An alkene is a compound that belongs to the family of hydrocarbons. Moreover, it has a carbon-carbon double bond (C=C). Additionally, alkenes are also identified as unsaturated hydrocarbons, as they have less than the maximum number of hydrogen atoms per carbon atoms. The general formula of alkene is CnH2n
2. What Are The Prominent Physical Properties Of An Alkene?
Some of the prominent physical properties of alkene are that it is not soluble in water. Moreover, it has no smell and colour; its boiling point is directly linked with its number of carbon atoms. Therefore, if the number of carbon atoms increase, its boiling point will also rise.
3. What Are The Chemical Properties Of An Alkene?
The chemical properties of alkene are that it is a highly reactive substance. Moreover, the chemical reactions of alkene primarily occurs surrounding its carbon-carbon bonds. Additionally, there are four types of reactions related to an alkene. These are addition, elimination, oxidation, and photooxygenation.
4. What Are The Applications Of An Alkene?
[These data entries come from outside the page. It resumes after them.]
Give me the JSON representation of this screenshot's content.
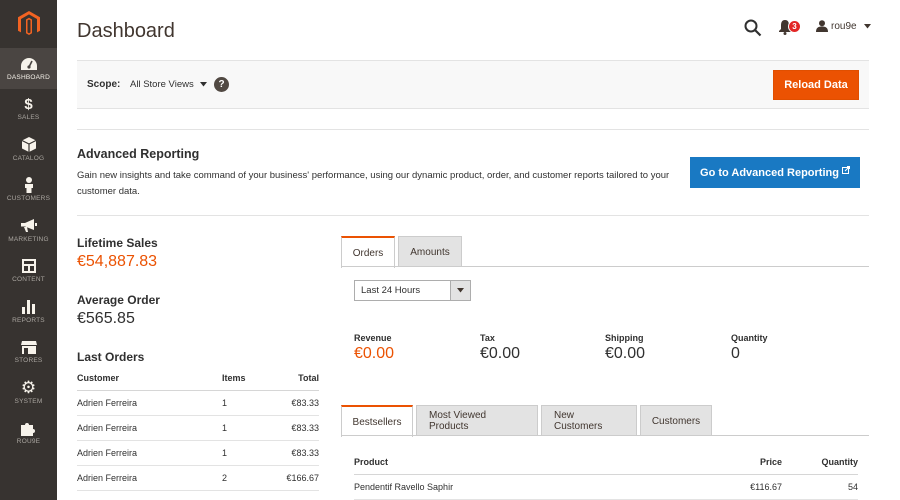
{
  "sidebar": {
    "items": [
      {
        "label": "DASHBOARD",
        "icon": "dashboard-icon",
        "active": true
      },
      {
        "label": "SALES",
        "icon": "dollar-icon"
      },
      {
        "label": "CATALOG",
        "icon": "box-icon"
      },
      {
        "label": "CUSTOMERS",
        "icon": "person-icon"
      },
      {
        "label": "MARKETING",
        "icon": "megaphone-icon"
      },
      {
        "label": "CONTENT",
        "icon": "layout-icon"
      },
      {
        "label": "REPORTS",
        "icon": "bar-chart-icon"
      },
      {
        "label": "STORES",
        "icon": "store-icon"
      },
      {
        "label": "SYSTEM",
        "icon": "gear-icon"
      },
      {
        "label": "ROU9E",
        "icon": "puzzle-icon"
      }
    ]
  },
  "header": {
    "title": "Dashboard",
    "notifications_count": "3",
    "user_name": "rou9e"
  },
  "scope": {
    "label": "Scope:",
    "value": "All Store Views",
    "help": "?",
    "reload_label": "Reload Data"
  },
  "advanced_reporting": {
    "title": "Advanced Reporting",
    "text": "Gain new insights and take command of your business' performance, using our dynamic product, order, and customer reports tailored to your customer data.",
    "button_label": "Go to Advanced Reporting"
  },
  "stats": {
    "lifetime_sales_label": "Lifetime Sales",
    "lifetime_sales_value": "€54,887.83",
    "average_order_label": "Average Order",
    "average_order_value": "€565.85"
  },
  "last_orders": {
    "title": "Last Orders",
    "columns": [
      "Customer",
      "Items",
      "Total"
    ],
    "rows": [
      {
        "customer": "Adrien Ferreira",
        "items": "1",
        "total": "€83.33"
      },
      {
        "customer": "Adrien Ferreira",
        "items": "1",
        "total": "€83.33"
      },
      {
        "customer": "Adrien Ferreira",
        "items": "1",
        "total": "€83.33"
      },
      {
        "customer": "Adrien Ferreira",
        "items": "2",
        "total": "€166.67"
      }
    ]
  },
  "chart_tabs": {
    "tabs": [
      "Orders",
      "Amounts"
    ],
    "active": 0,
    "period": "Last 24 Hours"
  },
  "totals": {
    "revenue_label": "Revenue",
    "revenue_value": "€0.00",
    "tax_label": "Tax",
    "tax_value": "€0.00",
    "shipping_label": "Shipping",
    "shipping_value": "€0.00",
    "quantity_label": "Quantity",
    "quantity_value": "0"
  },
  "grid_tabs": {
    "tabs": [
      "Bestsellers",
      "Most Viewed Products",
      "New Customers",
      "Customers"
    ],
    "active": 0
  },
  "bestsellers": {
    "columns": [
      "Product",
      "Price",
      "Quantity"
    ],
    "rows": [
      {
        "product": "Pendentif Ravello Saphir",
        "price": "€116.67",
        "quantity": "54"
      }
    ]
  },
  "colors": {
    "sidebar_bg": "#373330",
    "accent_orange": "#eb5202",
    "primary_blue": "#1979c3",
    "logo_orange": "#f26322"
  }
}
There are several industrial applications of alkene. Usually, it is used as a starting material to synthesise detergent, plastics, alcohols, lacquers, etc. For instance, ethene is used to manufacture several chemical products like polyethylene, vinyl chloride, ethanol, styrene, etc.